(Data excerpts)
== == ==

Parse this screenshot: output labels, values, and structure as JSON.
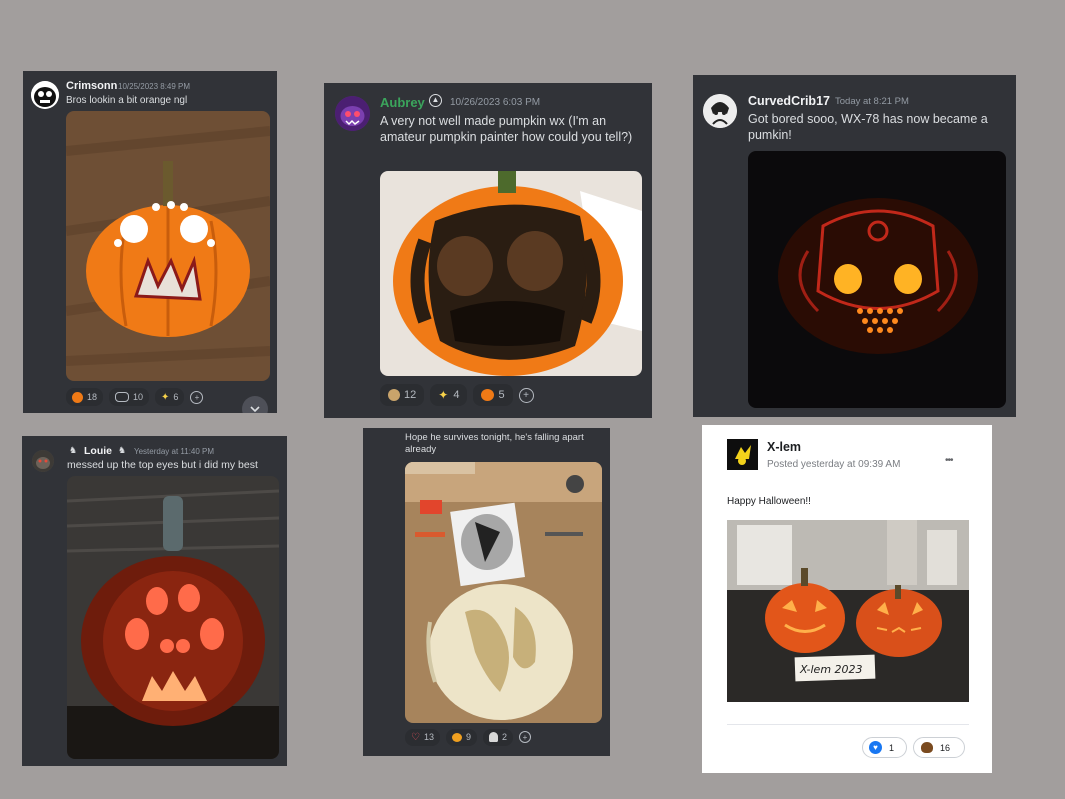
{
  "posts": [
    {
      "user": "Crimsonn",
      "time": "10/25/2023 8:49 PM",
      "text": "Bros lookin a bit orange ngl",
      "name_color": "#f2f3f5",
      "reactions": [
        {
          "emoji": "orange-circle-icon",
          "count": "18"
        },
        {
          "emoji": "goggles-icon",
          "count": "10"
        },
        {
          "emoji": "sparkles-icon",
          "count": "6"
        }
      ]
    },
    {
      "user": "Aubrey",
      "time": "10/26/2023 6:03 PM",
      "text": "A very not well made pumpkin wx (I'm an amateur pumpkin painter how could you tell?)",
      "name_color": "#3ba55c",
      "reactions": [
        {
          "emoji": "skull-face-icon",
          "count": "12"
        },
        {
          "emoji": "sparkles-icon",
          "count": "4"
        },
        {
          "emoji": "jack-o-lantern-icon",
          "count": "5"
        }
      ]
    },
    {
      "user": "CurvedCrib17",
      "time": "Today at 8:21 PM",
      "text": "Got bored sooo, WX-78 has now became a pumkin!",
      "name_color": "#f2f3f5",
      "reactions": []
    },
    {
      "user": "Louie",
      "time": "Yesterday at 11:40 PM",
      "text": "messed up the top eyes but i did my best",
      "name_color": "#f2f3f5",
      "reactions": []
    },
    {
      "user": "",
      "time": "",
      "text": "Hope he survives tonight, he's falling apart already",
      "name_color": "#f2f3f5",
      "reactions": [
        {
          "emoji": "heart-outline-icon",
          "count": "13"
        },
        {
          "emoji": "pumpkin-icon",
          "count": "9"
        },
        {
          "emoji": "ghost-icon",
          "count": "2"
        }
      ]
    }
  ],
  "fb_post": {
    "user": "X-lem",
    "time": "Posted yesterday at 09:39 AM",
    "text": "Happy Halloween!!",
    "sign_text": "X-lem 2023",
    "more_label": "•••",
    "reactions": [
      {
        "emoji": "like-heart-icon",
        "count": "1"
      },
      {
        "emoji": "poop-icon",
        "count": "16"
      }
    ]
  },
  "colors": {
    "background": "#a29e9d",
    "discord_card": "#313338",
    "pumpkin_orange": "#f07a16"
  }
}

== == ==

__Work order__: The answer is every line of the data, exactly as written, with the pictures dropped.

__Worked solution__:
Parse this screenshot: output labels, values, and structure as JSON.
{
  "posts": [
    {
      "user": "Crimsonn",
      "time": "10/25/2023 8:49 PM",
      "text": "Bros lookin a bit orange ngl",
      "name_color": "#f2f3f5",
      "reactions": [
        {
          "emoji": "orange-circle-icon",
          "count": "18"
        },
        {
          "emoji": "goggles-icon",
          "count": "10"
        },
        {
          "emoji": "sparkles-icon",
          "count": "6"
        }
      ]
    },
    {
      "user": "Aubrey",
      "time": "10/26/2023 6:03 PM",
      "text": "A very not well made pumpkin wx (I'm an amateur pumpkin painter how could you tell?)",
      "name_color": "#3ba55c",
      "reactions": [
        {
          "emoji": "skull-face-icon",
          "count": "12"
        },
        {
          "emoji": "sparkles-icon",
          "count": "4"
        },
        {
          "emoji": "jack-o-lantern-icon",
          "count": "5"
        }
      ]
    },
    {
      "user": "CurvedCrib17",
      "time": "Today at 8:21 PM",
      "text": "Got bored sooo, WX-78 has now became a pumkin!",
      "name_color": "#f2f3f5",
      "reactions": []
    },
    {
      "user": "Louie",
      "time": "Yesterday at 11:40 PM",
      "text": "messed up the top eyes but i did my best",
      "name_color": "#f2f3f5",
      "reactions": []
    },
    {
      "user": "",
      "time": "",
      "text": "Hope he survives tonight, he's falling apart already",
      "name_color": "#f2f3f5",
      "reactions": [
        {
          "emoji": "heart-outline-icon",
          "count": "13"
        },
        {
          "emoji": "pumpkin-icon",
          "count": "9"
        },
        {
          "emoji": "ghost-icon",
          "count": "2"
        }
      ]
    }
  ],
  "fb_post": {
    "user": "X-lem",
    "time": "Posted yesterday at 09:39 AM",
    "text": "Happy Halloween!!",
    "sign_text": "X-lem 2023",
    "more_label": "•••",
    "reactions": [
      {
        "emoji": "like-heart-icon",
        "count": "1"
      },
      {
        "emoji": "poop-icon",
        "count": "16"
      }
    ]
  },
  "colors": {
    "background": "#a29e9d",
    "discord_card": "#313338",
    "pumpkin_orange": "#f07a16"
  }
}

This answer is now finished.